The Covid-19 pandemic hit the worldwide banking industry when it was already experiencing a turning point in terms of its business and operating models. Banks haven’t faced this opportunity and need for change in centuries. More than ever before, customers expect a service experience adapted to their way of living, which, thanks to the pandemic, has become more digital – a trend reflected in the concept of open banking.
Why not take a moment to assess the benefits and sticking points that the industry is currently facing with regard to open banking? Here are, according to our recent discussions with industry experts, the most prevalent opportunities and challenges for the business and operating models of banks.
Outline of open banking key concepts
Business model: opportunities

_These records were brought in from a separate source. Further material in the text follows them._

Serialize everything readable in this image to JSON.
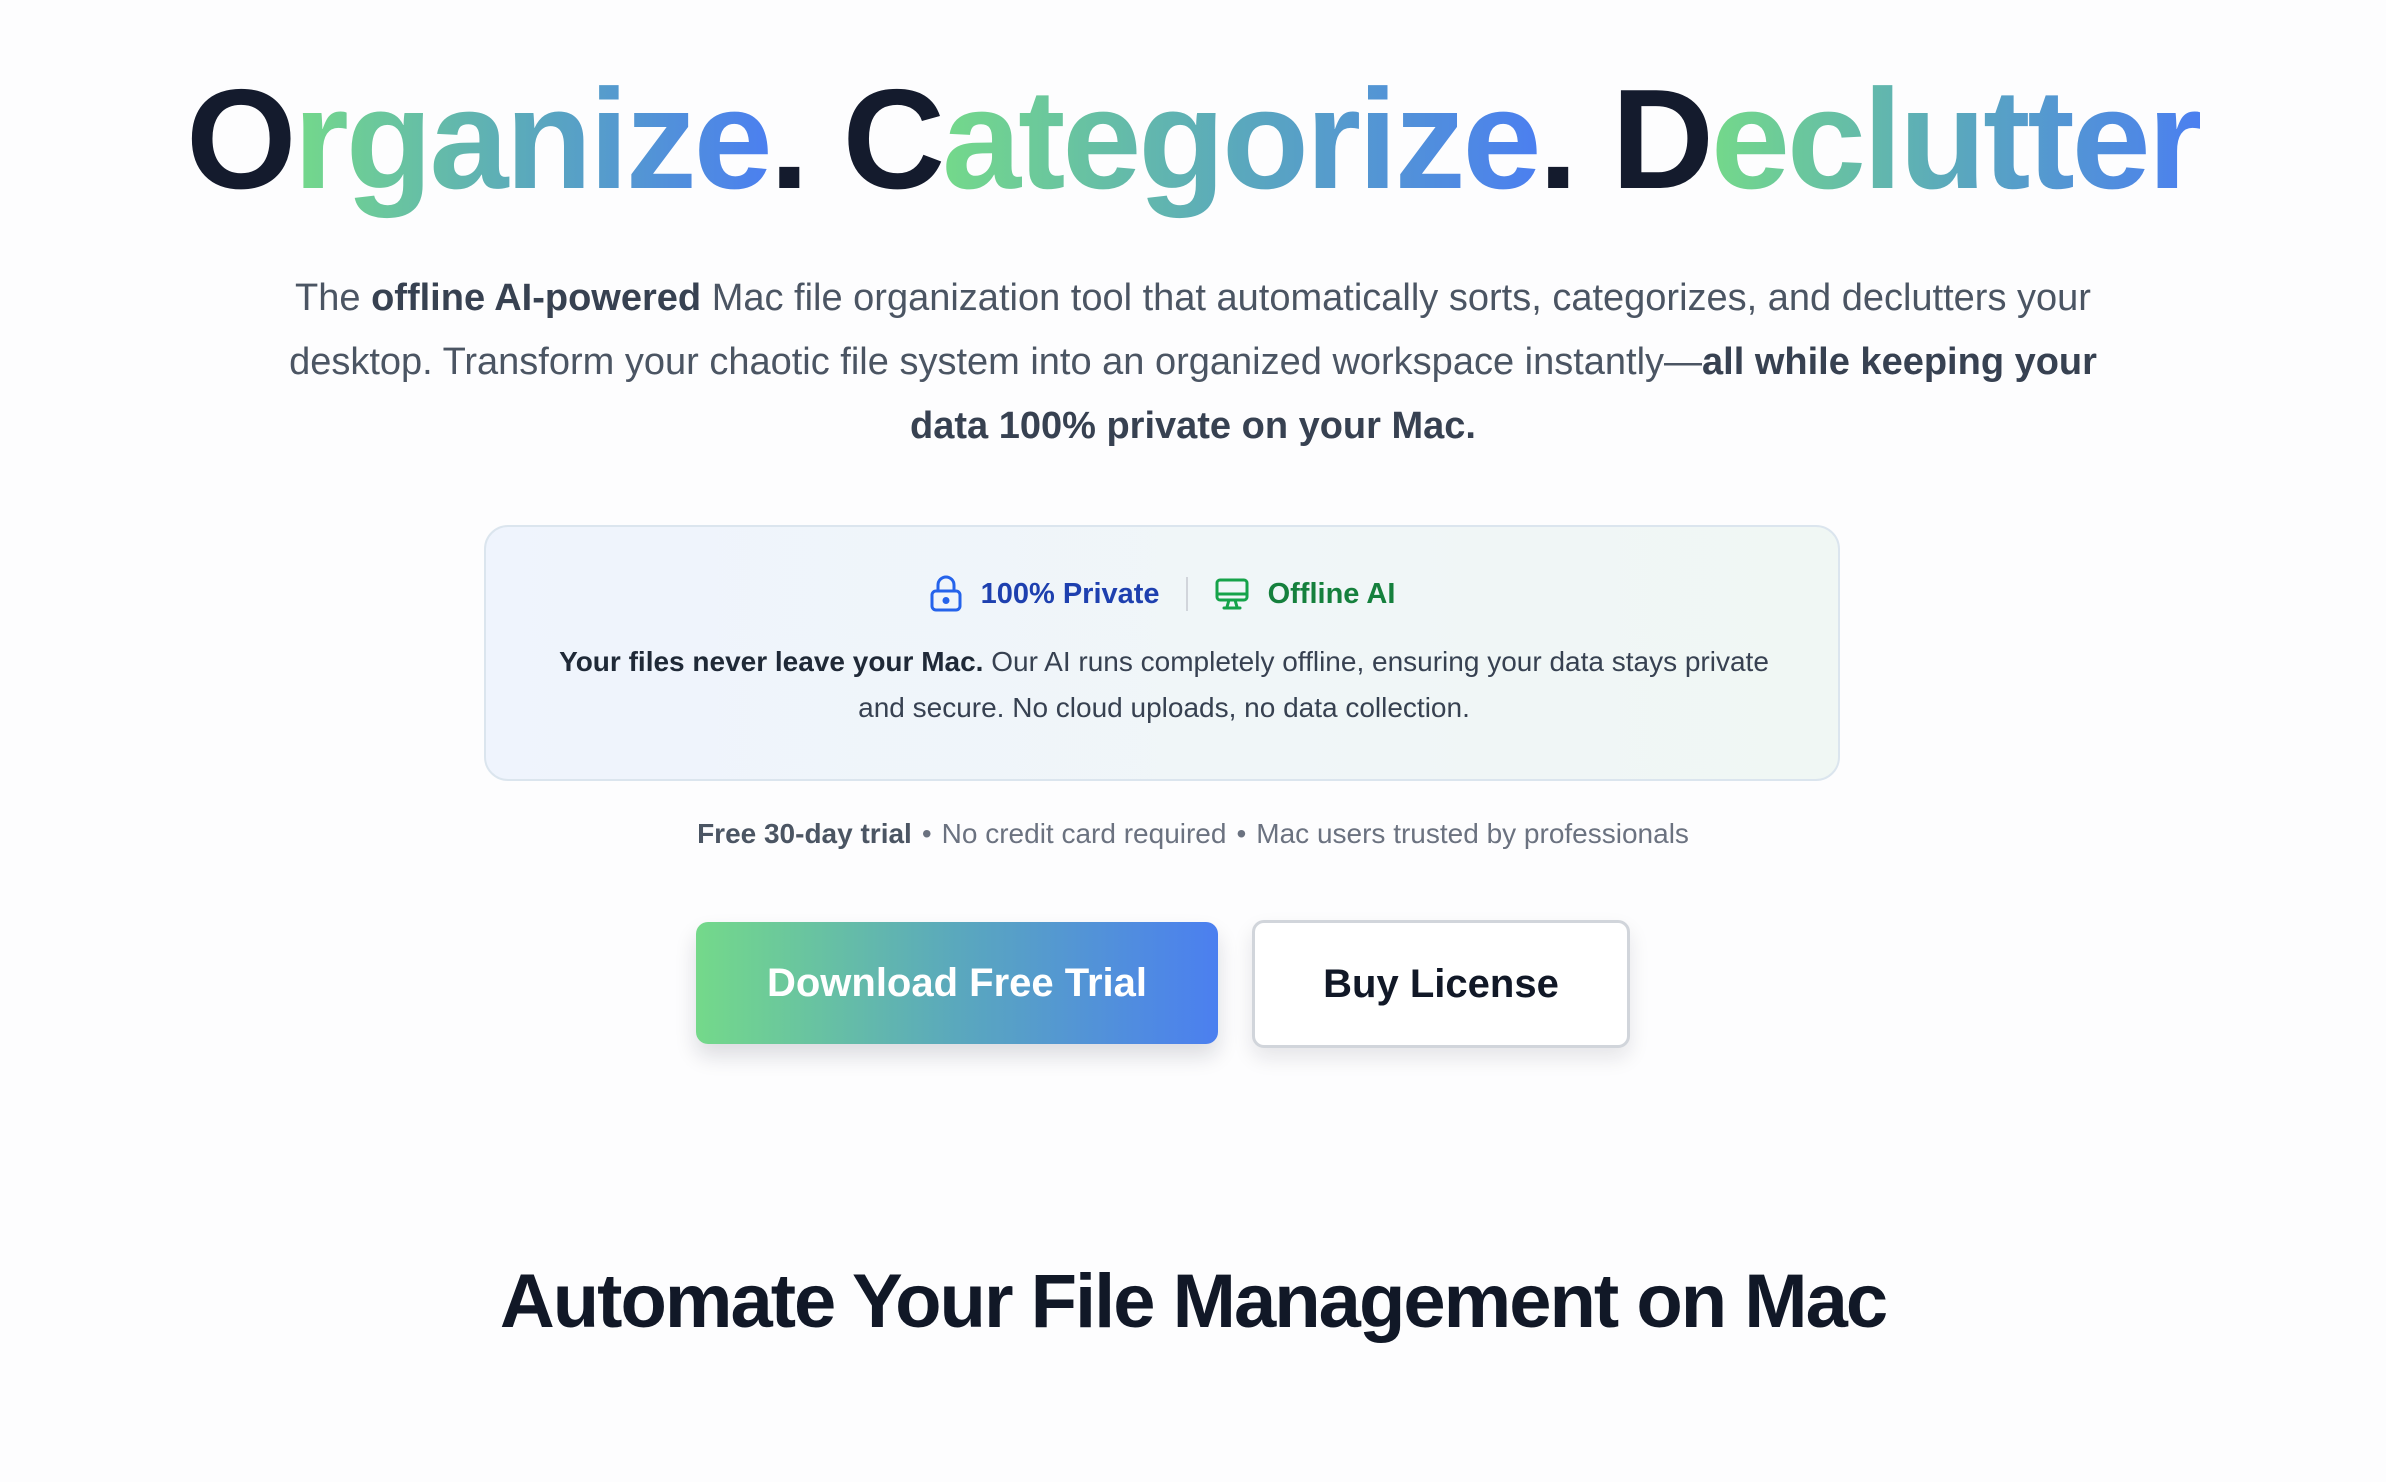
{
  "hero": {
    "title_parts": {
      "o": "O",
      "rganize": "rganize",
      "dot1": ". ",
      "c": "C",
      "ategorize": "ategorize",
      "dot2": ". ",
      "d": "D",
      "eclutter": "eclutter"
    },
    "subtitle": {
      "part1": "The ",
      "bold1": "offline AI-powered",
      "part2": " Mac file organization tool that automatically sorts, categorizes, and declutters your desktop. Transform your chaotic file system into an organized workspace instantly—",
      "bold2": "all while keeping your data 100% private on your Mac."
    }
  },
  "privacy": {
    "badge_private": "100% Private",
    "badge_offline": "Offline AI",
    "text_bold": "Your files never leave your Mac.",
    "text_rest": " Our AI runs completely offline, ensuring your data stays private and secure. No cloud uploads, no data collection."
  },
  "trial": {
    "bold": "Free 30-day trial",
    "sep": "•",
    "item2": "No credit card required",
    "item3": "Mac users trusted by professionals"
  },
  "buttons": {
    "primary": "Download Free Trial",
    "secondary": "Buy License"
  },
  "section": {
    "heading": "Automate Your File Management on Mac"
  },
  "colors": {
    "gradient_start": "#74d98a",
    "gradient_mid": "#5aa8bd",
    "gradient_end": "#4b7ff0",
    "private_blue": "#1e40af",
    "offline_green": "#15803d",
    "title_dark": "#141b2d"
  },
  "icons": {
    "private": "lock-icon",
    "offline": "monitor-icon"
  }
}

Regarding business models, respondents viewed the enhancement of customer experience as the biggest opportunity. From the outset, the PSD2 regulation was seen as a catalyst of innovation for banks reluctant to change
However, when it comes to rethinking the customer value proposition, banks don’t need to go it alone: open banking thrives on collaboration and partnerships. According to our interviewees, belonging to an open ecosystem with a wide range of partners is the foundation of improved service offerings, especially via collaborations between traditional banking institutions and fintechs.
As one Head of Operations from a financial technology provider put it, “I’m sure that banks and fintechs have a lot they can do in partnership. Banks have invaluable data but sometimes have problems using it. We are in the business of using data and making the boundary between banks nonexistent, so I am firmly convinced that there are millions of things we can do together.”
With respect to the service scope of traditional banks, there was a consensus that open banking could level up the entire value chain. Through multifaceted partnerships, banks can extend their scope of services through their original sales channels, but also increase the reach of those services through the added distribution channels of TPPs.
Overview of the biggest opportunities and challenges for banks’ business and operating models
Business model: challenges
Opportunities often come with challenges, and here, the extended service scope enabled by open banking brings with it increased competition. Imagine moving from a pond into the open sea. Now banks need to face competitors – ranging from small fish, such as fintech startups, to the bigger ones. Today, competition also comes from big tech platforms like Google, Facebook, Alibaba and Amazon, as well as from fintech players, more generally.
Competition is a key challenge to consider with respect to business models, but there are also technical roadblocks. Expanding user experiences demands the additional security measures that come with digitalization and open ecosystems. As an example, Strong Customer Authentication (SCA) is a security requirement through which banks can verify the identity of a customer. It imposes multi-factor authentication of a client via multiple elements (more info). While its intention of avoiding fraud is certainly welcomed by all market participants, SCAs also raised concerns among some of our interviewees.
Overall, both market and technology related challenges may be worth facing since it is unlikely that any market player will be able to avoid them in the long run.
Operating model: opportunities
The improved cost efficiency of open banking service models was reported to be the biggest opportunity – especially in the long run. Partnerships could also enable banks to lower costs by upgrading internal processes, applying the standards developed by digital natives.
“Banks will need to leverage the technology of external providers to either optimize existing internal processes, be more efficient and cost effective or, in the second phase, start building new products,” said one respondent and the co-founder of a financial technology provider.
In conclusion, advanced technology leads to cost efficiencies, but it comes with an initial cost, as the next section will highlight.
Operating model: challenges
According to our interviewees, improved long-term efficiency can only be achieved by a change in the operating model. Therefore, the biggest challenges are the reluctance of organizations to perform this change and the initial investments required for the transformation.
Participants claimed that the banking sector often faces inertia when it comes to the decision-making process necessary for opening up. In other words, the views of senior executives on disruptive innovation matters. Often, those in control were trained in conventional business programs and are accustomed to them, which can hinder innovation. Ultimately, our interviewees agreed that, in order to drive change, dialogue between top-level management and the lower levels is paramount.
Another roadblock for innovation is the high amount of initial resources required, often in conjunction with the legacy systems in place.
“Do we have the capacity to innovate where we have a legacy system? Do we have the capacity to innovate in terms of mindset, in term of budget and agility?” reflected one Head of Innovation at a retail bank.
Some respondents also noted that banks are facing plenty of requirements from the regulatory side that need to be tackled, nearly bringing innovation to a standstill:
“Today, banks do not have enough resources to work on other regulatory matters. They have to work on the reporting, so it is difficult to already think about open banking,” noted an advisor at a nonprofit banking association.
Mutualization could be a way to free up limited resources. In the spirit of partnering, mutualization means taking advantage of synergies by splitting the development and running costs of repeated tasks. It is worth mentioning that a recent study by Luxembourg’s Bankers Association (ABBL) shows that 93 percent of credit institutions consider mutualization of certain functions an opportunity for added value (find out more).